60 percent of people working in agriculture are undocumented. Pesticides, even those approved for widespread use, can be harmful to farm workers if encountered over long periods of time. The necessity of protective clothing (such as gloves) is not immediately obvious because the chemicals’ adverse effects will only be visible in the future. In the Fall 2018 semester of Undocumented Design, Harvey Feng devised Second Skin Gloves—a protective layer of fabric intended to fit over standard work gloves. The fabric layer changes color when exposed to toxic chemicals, emphasizing the benefit of protective gear. Courtesy Harvey Feng


Why did you think the nonprofit partnership was important to the class?

Zac Mosley: To be honest I was nervous about it. I was worried that the students would come in and sort of “petri dish” a community on the other side of a very big power differential. But the students volunteered, showed up for things, went to rallies. I would see them witness something powerful at an action or in court and then they would report back [saying], ‘Maybe I really didn’t get the gravity of what these folks are going through, regardless of whether it results in a design or a product in some way.’ When I saw them putting in that effort it made me much more comfortable.

AS: By partnering with these nonprofits that work directly with undocumented individuals, my students were able to have a firsthand experience observing and talking to the people experiencing their situation. They were able to grasp that they were seeing, feeling, and actually get involved in the activist component of the work. I think designers are often operating through assumptions because we rarely have complete information. I really wanted to challenge my students to break down any assumptions they had through direct conversations … and a lot of the products came from these firsthand observations.

pratt Alex Schweder undocumented design

Citizen Umbilical Clamp
Seeking cultural familiarity and avoiding institutional scrutiny, many undocumented women give birth using midwives instead of at hospitals. Under the current Trump administration, birth certificates certified by midwives are no longer accepted, leaving many people born within U.S. borders without legal status. This umbilical clamp, conceptualized by Josh Bird in the Fall 2018 semester, securely stamps the GPS coordinates of the birth while also sampling DNA in such a way that it can be used as evidence in court. Courtesy Josh Bird


Were there any recurring flags that kept popping up throughout the process that you needed to work through with students?

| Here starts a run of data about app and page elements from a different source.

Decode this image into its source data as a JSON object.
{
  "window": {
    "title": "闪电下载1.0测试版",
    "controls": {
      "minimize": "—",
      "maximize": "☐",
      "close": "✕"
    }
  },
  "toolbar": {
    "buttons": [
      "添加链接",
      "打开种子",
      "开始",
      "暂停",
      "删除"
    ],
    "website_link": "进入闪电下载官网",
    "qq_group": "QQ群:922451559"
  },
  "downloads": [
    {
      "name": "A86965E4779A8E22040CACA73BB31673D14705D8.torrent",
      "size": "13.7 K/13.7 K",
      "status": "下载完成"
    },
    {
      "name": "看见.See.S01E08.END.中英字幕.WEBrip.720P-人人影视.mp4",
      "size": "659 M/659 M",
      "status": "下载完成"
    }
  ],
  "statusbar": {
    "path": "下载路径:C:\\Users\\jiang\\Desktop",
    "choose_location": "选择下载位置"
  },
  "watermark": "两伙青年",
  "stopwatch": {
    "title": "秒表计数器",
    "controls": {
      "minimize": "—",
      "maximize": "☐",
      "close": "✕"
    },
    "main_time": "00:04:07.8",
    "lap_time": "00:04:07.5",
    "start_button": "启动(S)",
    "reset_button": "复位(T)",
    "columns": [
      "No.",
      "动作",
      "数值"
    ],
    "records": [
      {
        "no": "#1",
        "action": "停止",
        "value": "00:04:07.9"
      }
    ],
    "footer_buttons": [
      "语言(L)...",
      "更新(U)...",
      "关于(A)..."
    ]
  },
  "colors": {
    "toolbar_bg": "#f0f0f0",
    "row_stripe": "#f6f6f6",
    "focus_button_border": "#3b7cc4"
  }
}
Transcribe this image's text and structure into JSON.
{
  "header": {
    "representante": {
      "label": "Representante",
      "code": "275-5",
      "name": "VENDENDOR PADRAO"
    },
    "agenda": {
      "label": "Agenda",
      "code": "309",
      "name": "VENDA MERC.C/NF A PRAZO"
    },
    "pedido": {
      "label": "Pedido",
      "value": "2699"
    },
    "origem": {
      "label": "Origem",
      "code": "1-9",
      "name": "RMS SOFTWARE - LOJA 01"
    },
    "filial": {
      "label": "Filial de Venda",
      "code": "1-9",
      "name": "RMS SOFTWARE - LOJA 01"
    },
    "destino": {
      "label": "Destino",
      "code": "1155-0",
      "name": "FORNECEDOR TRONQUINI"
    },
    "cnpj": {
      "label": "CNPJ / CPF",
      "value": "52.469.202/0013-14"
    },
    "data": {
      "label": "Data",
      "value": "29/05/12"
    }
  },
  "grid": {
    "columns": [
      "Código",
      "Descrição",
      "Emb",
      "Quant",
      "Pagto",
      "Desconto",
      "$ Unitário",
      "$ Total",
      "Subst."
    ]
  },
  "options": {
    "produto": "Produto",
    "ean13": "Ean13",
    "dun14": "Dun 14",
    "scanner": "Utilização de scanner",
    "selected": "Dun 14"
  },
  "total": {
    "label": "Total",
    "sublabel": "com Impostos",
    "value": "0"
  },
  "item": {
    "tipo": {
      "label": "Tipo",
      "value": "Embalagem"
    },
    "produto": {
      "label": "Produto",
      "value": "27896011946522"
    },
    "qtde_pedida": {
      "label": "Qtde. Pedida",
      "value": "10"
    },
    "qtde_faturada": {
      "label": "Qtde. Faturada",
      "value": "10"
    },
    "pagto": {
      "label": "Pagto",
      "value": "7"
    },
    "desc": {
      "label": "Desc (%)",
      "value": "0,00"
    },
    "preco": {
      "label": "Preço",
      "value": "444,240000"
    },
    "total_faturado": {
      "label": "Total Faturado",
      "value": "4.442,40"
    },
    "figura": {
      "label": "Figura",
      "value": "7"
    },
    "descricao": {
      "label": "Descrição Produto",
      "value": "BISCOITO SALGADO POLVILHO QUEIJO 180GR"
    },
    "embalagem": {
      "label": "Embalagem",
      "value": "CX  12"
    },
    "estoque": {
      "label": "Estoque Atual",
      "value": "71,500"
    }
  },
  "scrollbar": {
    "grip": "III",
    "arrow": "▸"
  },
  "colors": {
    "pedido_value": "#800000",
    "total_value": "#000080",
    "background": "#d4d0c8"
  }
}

AS: A major one was assuming how people people should live or how they should be treated. For instance, one student has a friend who’s undocumented. And he came in a trunk. So he was going to focus on the design of the back of a trunk as something a little bit more comfortable. While that’s an earnest place to be, we have to be careful about what we design because it comes with a position about how people should live [or] be treated. We need to keep in mind this idea that design is facilitating an idea of livability.

Having taught these two semesters, what have you learned about the combined power of product design and activism?

AS: We are kind of habituated to think that the world around us is the way it is and it has always been that way. The products around us reinforce that. A great example for me is birth control. Birth control is a designed object and it constructs the way we think about sex and responsibility. You see the entire formation of a legal system around this thought process. Designing something new—something that reformulates how we think about one another or the world—is where the possibility of product and all other forms of design lies. One of the students designed a mirror that tried to combat the feeling of undocumented people always needing to hide from others and themselves. It weighs on them. So you go up to the mirror and say ‘I love you, and you’re undocumented,’ and it slowly turns from opaque to reflective. It’s something that shows this person they are present, and who they are is ok. It rejects this narrative they are told by the media, their neighbors. It helps them begin to retell their story.

You may also enjoy “Yale School of Architecture’s “Two Sides of the Border” Reimagines the U.S-Mexico Border.”

Categories: Design, Ideas